■ Problem to solve ■
Exact copies of all entries are expected.

Items from a data source
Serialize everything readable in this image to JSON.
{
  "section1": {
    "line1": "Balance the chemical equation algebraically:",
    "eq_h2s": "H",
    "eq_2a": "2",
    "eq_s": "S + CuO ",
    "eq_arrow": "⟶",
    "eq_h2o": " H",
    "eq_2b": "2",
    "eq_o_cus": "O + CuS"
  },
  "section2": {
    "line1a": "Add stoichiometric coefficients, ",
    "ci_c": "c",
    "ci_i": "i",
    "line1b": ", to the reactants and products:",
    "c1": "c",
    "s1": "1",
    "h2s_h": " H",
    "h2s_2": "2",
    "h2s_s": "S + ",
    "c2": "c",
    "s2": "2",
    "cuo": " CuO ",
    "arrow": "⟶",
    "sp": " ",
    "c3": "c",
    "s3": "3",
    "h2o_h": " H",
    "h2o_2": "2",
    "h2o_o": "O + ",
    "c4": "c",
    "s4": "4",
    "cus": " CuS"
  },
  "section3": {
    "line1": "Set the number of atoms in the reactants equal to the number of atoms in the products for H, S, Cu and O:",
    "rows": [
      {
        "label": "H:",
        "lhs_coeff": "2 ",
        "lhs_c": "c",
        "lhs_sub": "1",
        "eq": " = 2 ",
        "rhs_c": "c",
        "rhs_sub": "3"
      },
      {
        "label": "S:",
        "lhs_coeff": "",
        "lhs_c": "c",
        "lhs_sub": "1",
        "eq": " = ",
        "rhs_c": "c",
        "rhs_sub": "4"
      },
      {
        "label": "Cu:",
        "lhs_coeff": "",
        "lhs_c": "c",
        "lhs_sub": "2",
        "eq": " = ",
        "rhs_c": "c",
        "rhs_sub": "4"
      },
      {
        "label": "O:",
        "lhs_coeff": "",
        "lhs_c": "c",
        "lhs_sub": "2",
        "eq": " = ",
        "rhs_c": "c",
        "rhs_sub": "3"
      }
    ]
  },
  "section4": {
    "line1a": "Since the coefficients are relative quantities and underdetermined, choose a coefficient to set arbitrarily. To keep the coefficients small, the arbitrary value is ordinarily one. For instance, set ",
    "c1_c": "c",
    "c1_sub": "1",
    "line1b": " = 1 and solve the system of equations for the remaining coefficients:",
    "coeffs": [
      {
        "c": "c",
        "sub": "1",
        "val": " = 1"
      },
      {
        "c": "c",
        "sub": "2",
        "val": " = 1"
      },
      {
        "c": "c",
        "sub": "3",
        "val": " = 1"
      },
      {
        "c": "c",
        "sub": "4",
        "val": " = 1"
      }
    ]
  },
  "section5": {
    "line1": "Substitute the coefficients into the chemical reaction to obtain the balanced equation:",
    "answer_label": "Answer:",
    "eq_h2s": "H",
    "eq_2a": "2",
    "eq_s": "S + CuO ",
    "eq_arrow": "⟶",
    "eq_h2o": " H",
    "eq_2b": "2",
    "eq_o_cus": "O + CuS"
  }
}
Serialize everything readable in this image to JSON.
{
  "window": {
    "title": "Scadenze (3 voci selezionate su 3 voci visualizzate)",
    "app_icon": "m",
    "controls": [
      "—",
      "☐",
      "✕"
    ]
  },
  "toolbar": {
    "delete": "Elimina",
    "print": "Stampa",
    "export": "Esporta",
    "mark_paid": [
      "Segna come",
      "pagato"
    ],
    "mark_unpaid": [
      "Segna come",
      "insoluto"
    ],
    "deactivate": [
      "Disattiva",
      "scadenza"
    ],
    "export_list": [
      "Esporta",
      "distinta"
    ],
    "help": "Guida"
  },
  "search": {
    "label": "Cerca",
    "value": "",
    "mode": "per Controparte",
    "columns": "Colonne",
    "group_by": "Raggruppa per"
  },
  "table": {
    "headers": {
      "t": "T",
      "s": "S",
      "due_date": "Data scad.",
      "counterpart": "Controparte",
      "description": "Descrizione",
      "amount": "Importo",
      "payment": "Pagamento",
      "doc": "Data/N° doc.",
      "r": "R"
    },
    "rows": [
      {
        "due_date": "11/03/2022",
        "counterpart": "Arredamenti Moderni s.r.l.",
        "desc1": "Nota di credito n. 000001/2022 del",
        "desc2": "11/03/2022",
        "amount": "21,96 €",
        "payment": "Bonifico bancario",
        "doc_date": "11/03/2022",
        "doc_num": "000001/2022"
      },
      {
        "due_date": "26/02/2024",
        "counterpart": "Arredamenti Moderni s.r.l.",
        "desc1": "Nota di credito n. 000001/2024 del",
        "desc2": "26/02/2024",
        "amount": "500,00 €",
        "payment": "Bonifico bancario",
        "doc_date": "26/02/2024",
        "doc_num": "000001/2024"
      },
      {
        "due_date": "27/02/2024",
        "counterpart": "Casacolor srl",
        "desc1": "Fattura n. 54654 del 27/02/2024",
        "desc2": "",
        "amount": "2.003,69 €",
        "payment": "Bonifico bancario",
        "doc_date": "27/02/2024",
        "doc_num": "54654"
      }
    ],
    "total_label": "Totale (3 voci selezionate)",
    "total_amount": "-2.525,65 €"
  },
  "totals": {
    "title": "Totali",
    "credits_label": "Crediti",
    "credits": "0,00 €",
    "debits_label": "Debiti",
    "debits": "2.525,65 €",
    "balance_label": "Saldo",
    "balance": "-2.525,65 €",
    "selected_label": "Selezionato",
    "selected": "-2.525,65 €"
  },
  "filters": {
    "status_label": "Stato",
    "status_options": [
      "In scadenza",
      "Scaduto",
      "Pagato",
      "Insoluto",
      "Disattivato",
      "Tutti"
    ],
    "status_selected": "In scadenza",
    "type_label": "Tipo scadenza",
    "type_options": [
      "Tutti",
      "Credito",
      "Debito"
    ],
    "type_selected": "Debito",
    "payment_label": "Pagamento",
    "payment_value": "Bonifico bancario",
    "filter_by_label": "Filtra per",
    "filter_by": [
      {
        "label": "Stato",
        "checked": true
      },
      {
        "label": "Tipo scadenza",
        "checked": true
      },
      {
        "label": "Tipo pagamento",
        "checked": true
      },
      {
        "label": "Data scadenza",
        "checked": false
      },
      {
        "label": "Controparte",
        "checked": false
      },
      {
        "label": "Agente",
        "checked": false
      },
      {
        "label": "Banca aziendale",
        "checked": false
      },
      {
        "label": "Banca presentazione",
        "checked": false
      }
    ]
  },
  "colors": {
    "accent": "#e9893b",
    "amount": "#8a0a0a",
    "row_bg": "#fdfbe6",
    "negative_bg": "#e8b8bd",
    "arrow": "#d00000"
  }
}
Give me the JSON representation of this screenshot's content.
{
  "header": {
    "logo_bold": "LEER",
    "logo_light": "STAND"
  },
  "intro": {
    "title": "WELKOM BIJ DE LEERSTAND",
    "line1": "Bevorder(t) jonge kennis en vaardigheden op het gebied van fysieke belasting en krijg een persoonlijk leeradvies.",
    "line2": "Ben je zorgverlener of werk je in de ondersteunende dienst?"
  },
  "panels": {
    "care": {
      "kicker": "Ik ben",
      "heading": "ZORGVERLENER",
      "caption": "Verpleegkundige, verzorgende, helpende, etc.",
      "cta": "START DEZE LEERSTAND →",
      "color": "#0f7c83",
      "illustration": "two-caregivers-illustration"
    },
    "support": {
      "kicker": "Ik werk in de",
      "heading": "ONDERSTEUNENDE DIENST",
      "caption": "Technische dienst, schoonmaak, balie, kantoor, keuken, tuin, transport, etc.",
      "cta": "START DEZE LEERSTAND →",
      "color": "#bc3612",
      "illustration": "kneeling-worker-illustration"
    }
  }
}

■ Solution for this problem ■
Serialize everything readable in this image to JSON.
{
  "section1": {
    "line1": "Balance the chemical equation algebraically:",
    "eq_h2s": "H",
    "eq_2a": "2",
    "eq_s": "S + CuO ",
    "eq_arrow": "⟶",
    "eq_h2o": " H",
    "eq_2b": "2",
    "eq_o_cus": "O + CuS"
  },
  "section2": {
    "line1a": "Add stoichiometric coefficients, ",
    "ci_c": "c",
    "ci_i": "i",
    "line1b": ", to the reactants and products:",
    "c1": "c",
    "s1": "1",
    "h2s_h": " H",
    "h2s_2": "2",
    "h2s_s": "S + ",
    "c2": "c",
    "s2": "2",
    "cuo": " CuO ",
    "arrow": "⟶",
    "sp": " ",
    "c3": "c",
    "s3": "3",
    "h2o_h": " H",
    "h2o_2": "2",
    "h2o_o": "O + ",
    "c4": "c",
    "s4": "4",
    "cus": " CuS"
  },
  "section3": {
    "line1": "Set the number of atoms in the reactants equal to the number of atoms in the products for H, S, Cu and O:",
    "rows": [
      {
        "label": "H:",
        "lhs_coeff": "2 ",
        "lhs_c": "c",
        "lhs_sub": "1",
        "eq": " = 2 ",
        "rhs_c": "c",
        "rhs_sub": "3"
      },
      {
        "label": "S:",
        "lhs_coeff": "",
        "lhs_c": "c",
        "lhs_sub": "1",
        "eq": " = ",
        "rhs_c": "c",
        "rhs_sub": "4"
      },
      {
        "label": "Cu:",
        "lhs_coeff": "",
        "lhs_c": "c",
        "lhs_sub": "2",
        "eq": " = ",
        "rhs_c": "c",
        "rhs_sub": "4"
      },
      {
        "label": "O:",
        "lhs_coeff": "",
        "lhs_c": "c",
        "lhs_sub": "2",
        "eq": " = ",
        "rhs_c": "c",
        "rhs_sub": "3"
      }
    ]
  },
  "section4": {
    "line1a": "Since the coefficients are relative quantities and underdetermined, choose a coefficient to set arbitrarily. To keep the coefficients small, the arbitrary value is ordinarily one. For instance, set ",
    "c1_c": "c",
    "c1_sub": "1",
    "line1b": " = 1 and solve the system of equations for the remaining coefficients:",
    "coeffs": [
      {
        "c": "c",
        "sub": "1",
        "val": " = 1"
      },
      {
        "c": "c",
        "sub": "2",
        "val": " = 1"
      },
      {
        "c": "c",
        "sub": "3",
        "val": " = 1"
      },
      {
        "c": "c",
        "sub": "4",
        "val": " = 1"
      }
    ]
  },
  "section5": {
    "line1": "Substitute the coefficients into the chemical reaction to obtain the balanced equation:",
    "answer_label": "Answer:",
    "eq_h2s": "H",
    "eq_2a": "2",
    "eq_s": "S + CuO ",
    "eq_arrow": "⟶",
    "eq_h2o": " H",
    "eq_2b": "2",
    "eq_o_cus": "O + CuS"
  }
}
Serialize everything readable in this image to JSON.
{
  "window": {
    "title": "Scadenze (3 voci selezionate su 3 voci visualizzate)",
    "app_icon": "m",
    "controls": [
      "—",
      "☐",
      "✕"
    ]
  },
  "toolbar": {
    "delete": "Elimina",
    "print": "Stampa",
    "export": "Esporta",
    "mark_paid": [
      "Segna come",
      "pagato"
    ],
    "mark_unpaid": [
      "Segna come",
      "insoluto"
    ],
    "deactivate": [
      "Disattiva",
      "scadenza"
    ],
    "export_list": [
      "Esporta",
      "distinta"
    ],
    "help": "Guida"
  },
  "search": {
    "label": "Cerca",
    "value": "",
    "mode": "per Controparte",
    "columns": "Colonne",
    "group_by": "Raggruppa per"
  },
  "table": {
    "headers": {
      "t": "T",
      "s": "S",
      "due_date": "Data scad.",
      "counterpart": "Controparte",
      "description": "Descrizione",
      "amount": "Importo",
      "payment": "Pagamento",
      "doc": "Data/N° doc.",
      "r": "R"
    },
    "rows": [
      {
        "due_date": "11/03/2022",
        "counterpart": "Arredamenti Moderni s.r.l.",
        "desc1": "Nota di credito n. 000001/2022 del",
        "desc2": "11/03/2022",
        "amount": "21,96 €",
        "payment": "Bonifico bancario",
        "doc_date": "11/03/2022",
        "doc_num": "000001/2022"
      },
      {
        "due_date": "26/02/2024",
        "counterpart": "Arredamenti Moderni s.r.l.",
        "desc1": "Nota di credito n. 000001/2024 del",
        "desc2": "26/02/2024",
        "amount": "500,00 €",
        "payment": "Bonifico bancario",
        "doc_date": "26/02/2024",
        "doc_num": "000001/2024"
      },
      {
        "due_date": "27/02/2024",
        "counterpart": "Casacolor srl",
        "desc1": "Fattura n. 54654 del 27/02/2024",
        "desc2": "",
        "amount": "2.003,69 €",
        "payment": "Bonifico bancario",
        "doc_date": "27/02/2024",
        "doc_num": "54654"
      }
    ],
    "total_label": "Totale (3 voci selezionate)",
    "total_amount": "-2.525,65 €"
  },
  "totals": {
    "title": "Totali",
    "credits_label": "Crediti",
    "credits": "0,00 €",
    "debits_label": "Debiti",
    "debits": "2.525,65 €",
    "balance_label": "Saldo",
    "balance": "-2.525,65 €",
    "selected_label": "Selezionato",
    "selected": "-2.525,65 €"
  },
  "filters": {
    "status_label": "Stato",
    "status_options": [
      "In scadenza",
      "Scaduto",
      "Pagato",
      "Insoluto",
      "Disattivato",
      "Tutti"
    ],
    "status_selected": "In scadenza",
    "type_label": "Tipo scadenza",
    "type_options": [
      "Tutti",
      "Credito",
      "Debito"
    ],
    "type_selected": "Debito",
    "payment_label": "Pagamento",
    "payment_value": "Bonifico bancario",
    "filter_by_label": "Filtra per",
    "filter_by": [
      {
        "label": "Stato",
        "checked": true
      },
      {
        "label": "Tipo scadenza",
        "checked": true
      },
      {
        "label": "Tipo pagamento",
        "checked": true
      },
      {
        "label": "Data scadenza",
        "checked": false
      },
      {
        "label": "Controparte",
        "checked": false
      },
      {
        "label": "Agente",
        "checked": false
      },
      {
        "label": "Banca aziendale",
        "checked": false
      },
      {
        "label": "Banca presentazione",
        "checked": false
      }
    ]
  },
  "colors": {
    "accent": "#e9893b",
    "amount": "#8a0a0a",
    "row_bg": "#fdfbe6",
    "negative_bg": "#e8b8bd",
    "arrow": "#d00000"
  }
}
Give me the JSON representation of this screenshot's content.
{
  "header": {
    "logo_bold": "LEER",
    "logo_light": "STAND"
  },
  "intro": {
    "title": "WELKOM BIJ DE LEERSTAND",
    "line1": "Bevorder(t) jonge kennis en vaardigheden op het gebied van fysieke belasting en krijg een persoonlijk leeradvies.",
    "line2": "Ben je zorgverlener of werk je in de ondersteunende dienst?"
  },
  "panels": {
    "care": {
      "kicker": "Ik ben",
      "heading": "ZORGVERLENER",
      "caption": "Verpleegkundige, verzorgende, helpende, etc.",
      "cta": "START DEZE LEERSTAND →",
      "color": "#0f7c83",
      "illustration": "two-caregivers-illustration"
    },
    "support": {
      "kicker": "Ik werk in de",
      "heading": "ONDERSTEUNENDE DIENST",
      "caption": "Technische dienst, schoonmaak, balie, kantoor, keuken, tuin, transport, etc.",
      "cta": "START DEZE LEERSTAND →",
      "color": "#bc3612",
      "illustration": "kneeling-worker-illustration"
    }
  }
}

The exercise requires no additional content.